TASK GOAL | Set the records down again in full, with every word kept.

=== RECORDS SHOWN ===

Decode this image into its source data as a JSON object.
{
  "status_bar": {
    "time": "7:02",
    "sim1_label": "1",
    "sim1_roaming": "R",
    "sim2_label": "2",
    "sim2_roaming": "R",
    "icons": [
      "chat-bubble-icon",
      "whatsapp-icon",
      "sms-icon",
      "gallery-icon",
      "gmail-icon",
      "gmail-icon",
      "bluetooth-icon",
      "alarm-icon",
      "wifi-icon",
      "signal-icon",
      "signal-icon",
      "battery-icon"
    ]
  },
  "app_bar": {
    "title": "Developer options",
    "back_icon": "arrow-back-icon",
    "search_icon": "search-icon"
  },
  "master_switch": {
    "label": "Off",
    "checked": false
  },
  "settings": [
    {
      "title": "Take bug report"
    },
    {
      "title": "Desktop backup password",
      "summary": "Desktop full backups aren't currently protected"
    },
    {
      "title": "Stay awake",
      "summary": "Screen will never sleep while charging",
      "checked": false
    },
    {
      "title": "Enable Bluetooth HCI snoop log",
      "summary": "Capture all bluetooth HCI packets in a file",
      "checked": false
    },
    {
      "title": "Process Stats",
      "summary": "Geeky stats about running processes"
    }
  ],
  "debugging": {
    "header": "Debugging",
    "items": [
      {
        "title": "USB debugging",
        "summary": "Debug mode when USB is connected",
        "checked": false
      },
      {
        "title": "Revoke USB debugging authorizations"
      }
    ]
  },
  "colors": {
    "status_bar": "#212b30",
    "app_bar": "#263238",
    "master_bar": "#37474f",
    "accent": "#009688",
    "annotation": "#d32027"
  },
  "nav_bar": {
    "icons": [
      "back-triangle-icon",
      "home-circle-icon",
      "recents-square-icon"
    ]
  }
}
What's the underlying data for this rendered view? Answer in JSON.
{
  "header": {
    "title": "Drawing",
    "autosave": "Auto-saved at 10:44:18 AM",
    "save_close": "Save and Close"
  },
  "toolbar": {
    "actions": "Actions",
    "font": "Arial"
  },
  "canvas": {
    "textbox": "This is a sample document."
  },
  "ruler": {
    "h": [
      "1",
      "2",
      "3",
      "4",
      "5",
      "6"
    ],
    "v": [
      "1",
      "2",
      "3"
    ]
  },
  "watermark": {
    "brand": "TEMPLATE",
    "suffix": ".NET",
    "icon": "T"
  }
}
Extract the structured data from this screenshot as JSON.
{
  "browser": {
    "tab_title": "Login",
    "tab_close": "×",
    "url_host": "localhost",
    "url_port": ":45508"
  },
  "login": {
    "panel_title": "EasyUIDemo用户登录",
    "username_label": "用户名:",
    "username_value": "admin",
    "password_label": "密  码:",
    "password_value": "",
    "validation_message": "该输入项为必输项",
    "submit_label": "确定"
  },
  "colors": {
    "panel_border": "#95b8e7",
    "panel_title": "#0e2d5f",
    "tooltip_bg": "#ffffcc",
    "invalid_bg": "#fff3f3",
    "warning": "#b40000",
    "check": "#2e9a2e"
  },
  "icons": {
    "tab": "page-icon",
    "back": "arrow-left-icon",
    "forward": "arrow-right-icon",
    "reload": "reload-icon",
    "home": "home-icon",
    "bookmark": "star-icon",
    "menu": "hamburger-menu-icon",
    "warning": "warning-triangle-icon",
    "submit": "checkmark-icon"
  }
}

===

EXERCISE OUTPUT |
Decode this image into its source data as a JSON object.
{
  "status_bar": {
    "time": "7:02",
    "sim1_label": "1",
    "sim1_roaming": "R",
    "sim2_label": "2",
    "sim2_roaming": "R",
    "icons": [
      "chat-bubble-icon",
      "whatsapp-icon",
      "sms-icon",
      "gallery-icon",
      "gmail-icon",
      "gmail-icon",
      "bluetooth-icon",
      "alarm-icon",
      "wifi-icon",
      "signal-icon",
      "signal-icon",
      "battery-icon"
    ]
  },
  "app_bar": {
    "title": "Developer options",
    "back_icon": "arrow-back-icon",
    "search_icon": "search-icon"
  },
  "master_switch": {
    "label": "Off",
    "checked": false
  },
  "settings": [
    {
      "title": "Take bug report"
    },
    {
      "title": "Desktop backup password",
      "summary": "Desktop full backups aren't currently protected"
    },
    {
      "title": "Stay awake",
      "summary": "Screen will never sleep while charging",
      "checked": false
    },
    {
      "title": "Enable Bluetooth HCI snoop log",
      "summary": "Capture all bluetooth HCI packets in a file",
      "checked": false
    },
    {
      "title": "Process Stats",
      "summary": "Geeky stats about running processes"
    }
  ],
  "debugging": {
    "header": "Debugging",
    "items": [
      {
        "title": "USB debugging",
        "summary": "Debug mode when USB is connected",
        "checked": false
      },
      {
        "title": "Revoke USB debugging authorizations"
      }
    ]
  },
  "colors": {
    "status_bar": "#212b30",
    "app_bar": "#263238",
    "master_bar": "#37474f",
    "accent": "#009688",
    "annotation": "#d32027"
  },
  "nav_bar": {
    "icons": [
      "back-triangle-icon",
      "home-circle-icon",
      "recents-square-icon"
    ]
  }
}
What's the underlying data for this rendered view? Answer in JSON.
{
  "header": {
    "title": "Drawing",
    "autosave": "Auto-saved at 10:44:18 AM",
    "save_close": "Save and Close"
  },
  "toolbar": {
    "actions": "Actions",
    "font": "Arial"
  },
  "canvas": {
    "textbox": "This is a sample document."
  },
  "ruler": {
    "h": [
      "1",
      "2",
      "3",
      "4",
      "5",
      "6"
    ],
    "v": [
      "1",
      "2",
      "3"
    ]
  },
  "watermark": {
    "brand": "TEMPLATE",
    "suffix": ".NET",
    "icon": "T"
  }
}
Extract the structured data from this screenshot as JSON.
{
  "browser": {
    "tab_title": "Login",
    "tab_close": "×",
    "url_host": "localhost",
    "url_port": ":45508"
  },
  "login": {
    "panel_title": "EasyUIDemo用户登录",
    "username_label": "用户名:",
    "username_value": "admin",
    "password_label": "密  码:",
    "password_value": "",
    "validation_message": "该输入项为必输项",
    "submit_label": "确定"
  },
  "colors": {
    "panel_border": "#95b8e7",
    "panel_title": "#0e2d5f",
    "tooltip_bg": "#ffffcc",
    "invalid_bg": "#fff3f3",
    "warning": "#b40000",
    "check": "#2e9a2e"
  },
  "icons": {
    "tab": "page-icon",
    "back": "arrow-left-icon",
    "forward": "arrow-right-icon",
    "reload": "reload-icon",
    "home": "home-icon",
    "bookmark": "star-icon",
    "menu": "hamburger-menu-icon",
    "warning": "warning-triangle-icon",
    "submit": "checkmark-icon"
  }
}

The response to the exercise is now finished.